--- SOURCE RECORDS Enclosed Below ---

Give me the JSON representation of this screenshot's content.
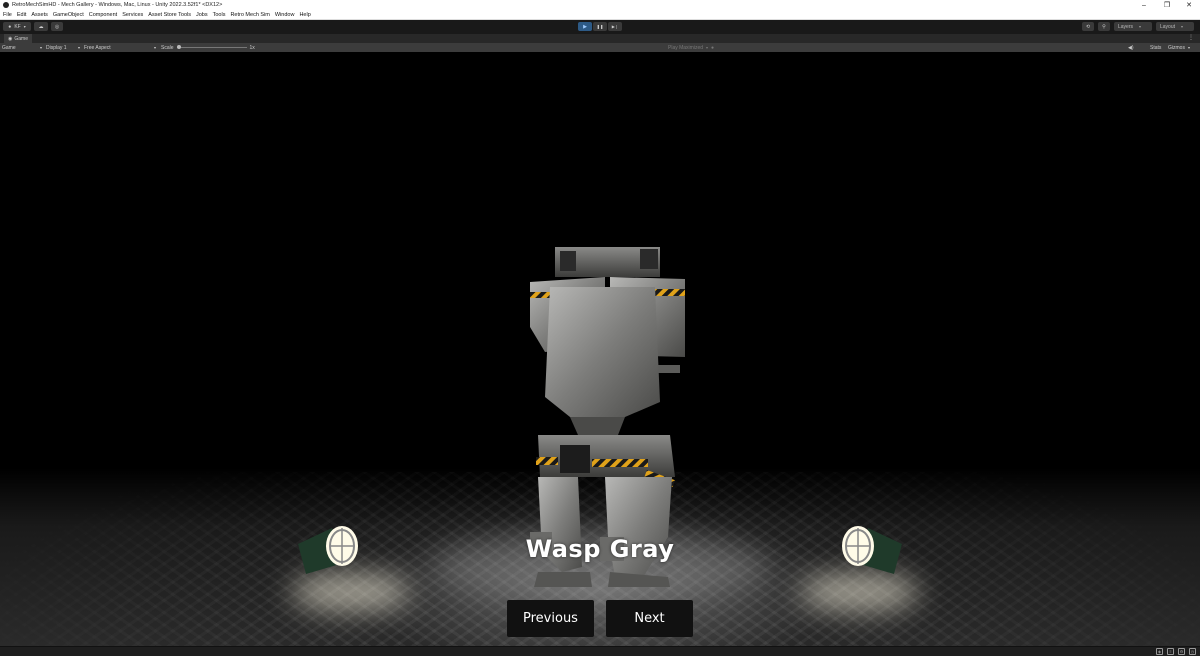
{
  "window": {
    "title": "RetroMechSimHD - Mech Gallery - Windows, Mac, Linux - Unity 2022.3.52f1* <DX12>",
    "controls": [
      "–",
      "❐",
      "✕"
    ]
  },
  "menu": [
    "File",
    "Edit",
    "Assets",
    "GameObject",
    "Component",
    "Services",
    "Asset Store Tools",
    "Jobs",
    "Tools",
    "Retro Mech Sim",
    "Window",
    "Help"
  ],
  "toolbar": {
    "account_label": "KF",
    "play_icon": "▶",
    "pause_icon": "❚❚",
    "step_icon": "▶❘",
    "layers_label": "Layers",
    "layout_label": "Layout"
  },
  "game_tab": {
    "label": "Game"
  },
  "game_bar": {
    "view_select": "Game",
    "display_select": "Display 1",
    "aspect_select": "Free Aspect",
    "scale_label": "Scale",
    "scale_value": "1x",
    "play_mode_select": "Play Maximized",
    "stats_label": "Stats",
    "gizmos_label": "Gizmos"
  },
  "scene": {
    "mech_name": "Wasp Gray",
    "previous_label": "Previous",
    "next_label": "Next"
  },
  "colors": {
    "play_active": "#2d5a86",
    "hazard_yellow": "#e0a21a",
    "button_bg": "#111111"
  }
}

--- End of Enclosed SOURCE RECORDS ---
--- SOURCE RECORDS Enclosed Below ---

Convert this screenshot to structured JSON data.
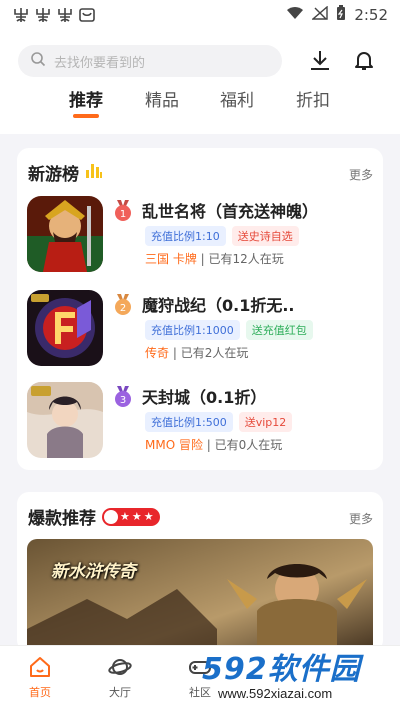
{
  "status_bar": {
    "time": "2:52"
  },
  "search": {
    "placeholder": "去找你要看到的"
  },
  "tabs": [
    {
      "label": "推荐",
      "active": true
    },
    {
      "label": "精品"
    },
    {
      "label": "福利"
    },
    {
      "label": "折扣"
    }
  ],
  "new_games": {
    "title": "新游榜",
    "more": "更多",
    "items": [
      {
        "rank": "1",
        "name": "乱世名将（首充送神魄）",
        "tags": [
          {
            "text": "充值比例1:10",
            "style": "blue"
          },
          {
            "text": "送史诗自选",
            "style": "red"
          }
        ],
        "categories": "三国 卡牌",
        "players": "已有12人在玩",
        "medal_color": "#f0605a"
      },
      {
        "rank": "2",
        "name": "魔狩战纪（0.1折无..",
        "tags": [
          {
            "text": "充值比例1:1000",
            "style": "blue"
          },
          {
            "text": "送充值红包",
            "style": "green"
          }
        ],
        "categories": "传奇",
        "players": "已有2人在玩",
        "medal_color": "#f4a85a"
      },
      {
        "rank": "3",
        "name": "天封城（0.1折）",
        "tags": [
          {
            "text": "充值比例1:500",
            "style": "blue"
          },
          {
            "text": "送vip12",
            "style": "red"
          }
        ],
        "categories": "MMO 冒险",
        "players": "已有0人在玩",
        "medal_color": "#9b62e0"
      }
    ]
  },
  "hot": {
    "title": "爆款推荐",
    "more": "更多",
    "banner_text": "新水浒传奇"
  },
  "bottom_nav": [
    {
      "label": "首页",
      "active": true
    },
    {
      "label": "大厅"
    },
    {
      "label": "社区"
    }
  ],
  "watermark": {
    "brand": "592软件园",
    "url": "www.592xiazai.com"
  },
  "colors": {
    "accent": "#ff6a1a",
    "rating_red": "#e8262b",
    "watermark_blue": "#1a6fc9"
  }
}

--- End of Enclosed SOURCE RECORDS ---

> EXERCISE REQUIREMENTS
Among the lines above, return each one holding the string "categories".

> EXPECTED ANSWER
        "categories": "三国 卡牌",
        "categories": "传奇",
        "categories": "MMO 冒险",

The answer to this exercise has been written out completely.